Figure 1 - Horizontal Double Box Altitude Sundial Macro
The sundial drawn with this macro is shown in Figure 2.
Figure 2 - Horizontal Double Box Altitude Sundial
Two sets of hour lines are drawn, one for the morning hours and one for the afternoon hours. The morning and afternoon hour lines are located in separate boxes with the gnomon separating the two. Unfortunately, close to local noon the change in altitude is very small and it is practically impossible to determine the time with reasonable accuracy. There are two sets of hour numbers. The blue indicate standard time and the red indicate Daylight Saving Time if "Yes" is selected. If Daylight Saving Time is not selected all the numbers are blue and only standard time is indicated. Rotate the horizontal box until the red morning or afternoon arrow in the middle points to the sun (the arrow follows the azimuth of the sun). A convenient way to do this is to watch when the short sides of the box cast no shadows. The long common edge at the centre of the two boxes is then the shadow casting edge or style.
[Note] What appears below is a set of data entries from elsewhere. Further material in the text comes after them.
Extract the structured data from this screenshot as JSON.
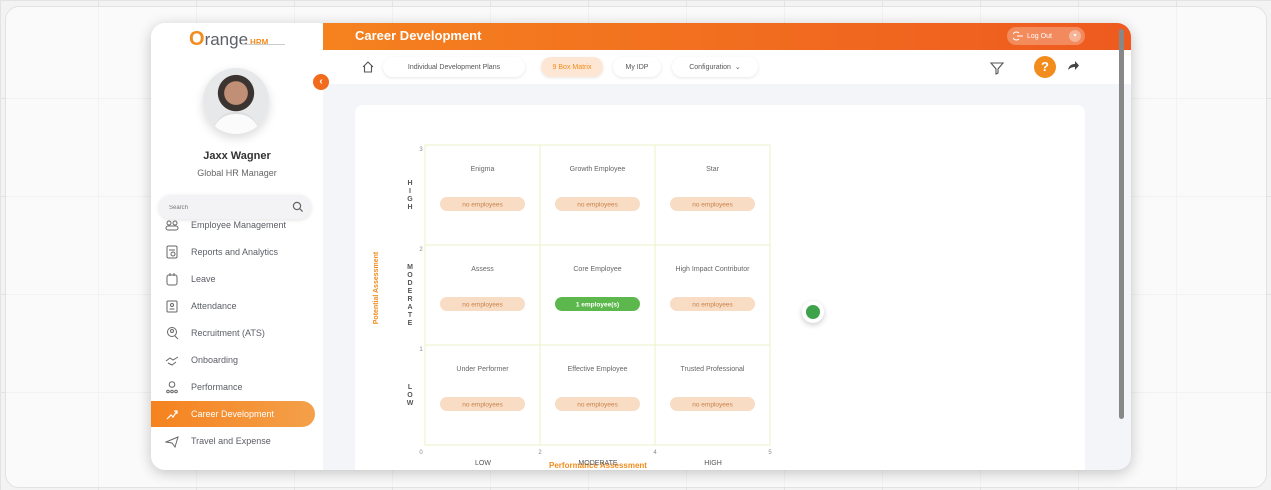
{
  "app": {
    "brand_main": "range",
    "brand_accent": "O",
    "brand_suffix": "HRM",
    "accent_color": "#f5821f"
  },
  "user": {
    "name": "Jaxx Wagner",
    "role": "Global HR Manager"
  },
  "sidebar": {
    "search_placeholder": "Search",
    "items": [
      {
        "label": "Employee Management",
        "icon": "people-icon"
      },
      {
        "label": "Reports and Analytics",
        "icon": "report-icon"
      },
      {
        "label": "Leave",
        "icon": "leave-icon"
      },
      {
        "label": "Attendance",
        "icon": "attendance-icon"
      },
      {
        "label": "Recruitment (ATS)",
        "icon": "recruitment-icon"
      },
      {
        "label": "Onboarding",
        "icon": "onboarding-icon"
      },
      {
        "label": "Performance",
        "icon": "performance-icon"
      },
      {
        "label": "Career Development",
        "icon": "career-icon",
        "active": true
      },
      {
        "label": "Travel and Expense",
        "icon": "travel-icon"
      }
    ]
  },
  "header": {
    "title": "Career Development",
    "logout_label": "Log Out"
  },
  "subnav": {
    "tabs": [
      {
        "label": "Individual Development Plans"
      },
      {
        "label": "9 Box Matrix",
        "active": true
      },
      {
        "label": "My IDP"
      },
      {
        "label": "Configuration"
      }
    ]
  },
  "matrix": {
    "ylabel": "Potential Assessment",
    "xlabel": "Performance Assessment",
    "y_bands": [
      "HIGH",
      "MODERATE",
      "LOW"
    ],
    "x_bands": [
      "LOW",
      "MODERATE",
      "HIGH"
    ],
    "y_ticks": [
      "3",
      "2",
      "1",
      "0"
    ],
    "x_ticks": [
      "0",
      "2",
      "4",
      "5"
    ],
    "cells": [
      {
        "title": "Enigma",
        "badge": "no employees",
        "highlight": false
      },
      {
        "title": "Growth Employee",
        "badge": "no employees",
        "highlight": false
      },
      {
        "title": "Star",
        "badge": "no employees",
        "highlight": false
      },
      {
        "title": "Assess",
        "badge": "no employees",
        "highlight": false
      },
      {
        "title": "Core Employee",
        "badge": "1 employee(s)",
        "highlight": true
      },
      {
        "title": "High Impact Contributor",
        "badge": "no employees",
        "highlight": false
      },
      {
        "title": "Under Performer",
        "badge": "no employees",
        "highlight": false
      },
      {
        "title": "Effective Employee",
        "badge": "no employees",
        "highlight": false
      },
      {
        "title": "Trusted Professional",
        "badge": "no employees",
        "highlight": false
      }
    ]
  }
}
Figure 3 shows a photo of the completed sundial. Both sundials are the same except the bottom one is printed on 8-1/2" by 11" paper and the top one on 11" by 17" paper.
The third dimension of the box is calculated in such a way that an A4 (297/210) sheet of paper will be fully used when printing. If you want to use the entire area with different paper formats (11/8.5, 17/11, etc.), then you should edit the lines 298-300 in the macro file with any ASCII text editor, leaving uncommented ( i.e. without ' ) the line with the desired format. The following shows the lines you are looking for, with the A4 format selected.